- Directions for this task -
Down to the final line, write out the data below exactly.

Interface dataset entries
-------

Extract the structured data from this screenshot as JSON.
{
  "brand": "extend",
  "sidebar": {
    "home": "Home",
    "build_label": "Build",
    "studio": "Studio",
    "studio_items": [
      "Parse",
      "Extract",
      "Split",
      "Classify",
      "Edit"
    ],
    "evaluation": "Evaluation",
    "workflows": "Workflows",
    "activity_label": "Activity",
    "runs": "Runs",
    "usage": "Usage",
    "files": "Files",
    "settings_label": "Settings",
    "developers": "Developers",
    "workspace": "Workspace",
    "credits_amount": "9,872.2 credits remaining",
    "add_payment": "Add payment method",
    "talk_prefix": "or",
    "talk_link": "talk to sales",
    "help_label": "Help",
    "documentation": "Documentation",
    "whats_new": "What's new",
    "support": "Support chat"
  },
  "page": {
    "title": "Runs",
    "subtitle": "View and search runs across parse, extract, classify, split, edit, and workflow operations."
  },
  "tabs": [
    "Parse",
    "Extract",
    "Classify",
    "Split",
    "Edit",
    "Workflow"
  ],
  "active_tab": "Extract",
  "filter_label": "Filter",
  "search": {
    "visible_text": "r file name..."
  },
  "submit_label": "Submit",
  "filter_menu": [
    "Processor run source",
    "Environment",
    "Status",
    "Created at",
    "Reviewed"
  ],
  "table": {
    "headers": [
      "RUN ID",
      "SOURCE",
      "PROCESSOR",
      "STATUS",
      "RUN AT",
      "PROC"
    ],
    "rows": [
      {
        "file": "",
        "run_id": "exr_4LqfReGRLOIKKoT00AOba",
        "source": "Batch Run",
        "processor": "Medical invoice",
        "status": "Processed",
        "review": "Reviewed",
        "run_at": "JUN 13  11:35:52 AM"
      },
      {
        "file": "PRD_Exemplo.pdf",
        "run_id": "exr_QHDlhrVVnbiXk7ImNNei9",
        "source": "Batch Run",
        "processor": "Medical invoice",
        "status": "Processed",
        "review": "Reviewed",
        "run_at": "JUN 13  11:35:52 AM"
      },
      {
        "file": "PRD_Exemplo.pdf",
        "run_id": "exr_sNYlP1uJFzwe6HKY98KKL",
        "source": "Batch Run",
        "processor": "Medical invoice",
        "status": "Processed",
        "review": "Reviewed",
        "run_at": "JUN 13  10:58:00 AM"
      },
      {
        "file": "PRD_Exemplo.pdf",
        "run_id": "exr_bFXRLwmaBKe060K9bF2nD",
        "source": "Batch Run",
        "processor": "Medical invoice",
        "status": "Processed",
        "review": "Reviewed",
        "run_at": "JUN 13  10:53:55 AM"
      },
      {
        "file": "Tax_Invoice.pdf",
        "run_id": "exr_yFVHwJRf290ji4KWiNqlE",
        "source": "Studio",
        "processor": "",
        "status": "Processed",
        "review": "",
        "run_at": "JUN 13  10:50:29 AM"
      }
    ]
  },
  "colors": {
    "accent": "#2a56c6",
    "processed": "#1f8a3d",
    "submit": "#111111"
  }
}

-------

- Solution to the problem -
Extract the structured data from this screenshot as JSON.
{
  "brand": "extend",
  "sidebar": {
    "home": "Home",
    "build_label": "Build",
    "studio": "Studio",
    "studio_items": [
      "Parse",
      "Extract",
      "Split",
      "Classify",
      "Edit"
    ],
    "evaluation": "Evaluation",
    "workflows": "Workflows",
    "activity_label": "Activity",
    "runs": "Runs",
    "usage": "Usage",
    "files": "Files",
    "settings_label": "Settings",
    "developers": "Developers",
    "workspace": "Workspace",
    "credits_amount": "9,872.2 credits remaining",
    "add_payment": "Add payment method",
    "talk_prefix": "or",
    "talk_link": "talk to sales",
    "help_label": "Help",
    "documentation": "Documentation",
    "whats_new": "What's new",
    "support": "Support chat"
  },
  "page": {
    "title": "Runs",
    "subtitle": "View and search runs across parse, extract, classify, split, edit, and workflow operations."
  },
  "tabs": [
    "Parse",
    "Extract",
    "Classify",
    "Split",
    "Edit",
    "Workflow"
  ],
  "active_tab": "Extract",
  "filter_label": "Filter",
  "search": {
    "visible_text": "r file name..."
  },
  "submit_label": "Submit",
  "filter_menu": [
    "Processor run source",
    "Environment",
    "Status",
    "Created at",
    "Reviewed"
  ],
  "table": {
    "headers": [
      "RUN ID",
      "SOURCE",
      "PROCESSOR",
      "STATUS",
      "RUN AT",
      "PROC"
    ],
    "rows": [
      {
        "file": "",
        "run_id": "exr_4LqfReGRLOIKKoT00AOba",
        "source": "Batch Run",
        "processor": "Medical invoice",
        "status": "Processed",
        "review": "Reviewed",
        "run_at": "JUN 13  11:35:52 AM"
      },
      {
        "file": "PRD_Exemplo.pdf",
        "run_id": "exr_QHDlhrVVnbiXk7ImNNei9",
        "source": "Batch Run",
        "processor": "Medical invoice",
        "status": "Processed",
        "review": "Reviewed",
        "run_at": "JUN 13  11:35:52 AM"
      },
      {
        "file": "PRD_Exemplo.pdf",
        "run_id": "exr_sNYlP1uJFzwe6HKY98KKL",
        "source": "Batch Run",
        "processor": "Medical invoice",
        "status": "Processed",
        "review": "Reviewed",
        "run_at": "JUN 13  10:58:00 AM"
      },
      {
        "file": "PRD_Exemplo.pdf",
        "run_id": "exr_bFXRLwmaBKe060K9bF2nD",
        "source": "Batch Run",
        "processor": "Medical invoice",
        "status": "Processed",
        "review": "Reviewed",
        "run_at": "JUN 13  10:53:55 AM"
      },
      {
        "file": "Tax_Invoice.pdf",
        "run_id": "exr_yFVHwJRf290ji4KWiNqlE",
        "source": "Studio",
        "processor": "",
        "status": "Processed",
        "review": "",
        "run_at": "JUN 13  10:50:29 AM"
      }
    ]
  },
  "colors": {
    "accent": "#2a56c6",
    "processed": "#1f8a3d",
    "submit": "#111111"
  }
}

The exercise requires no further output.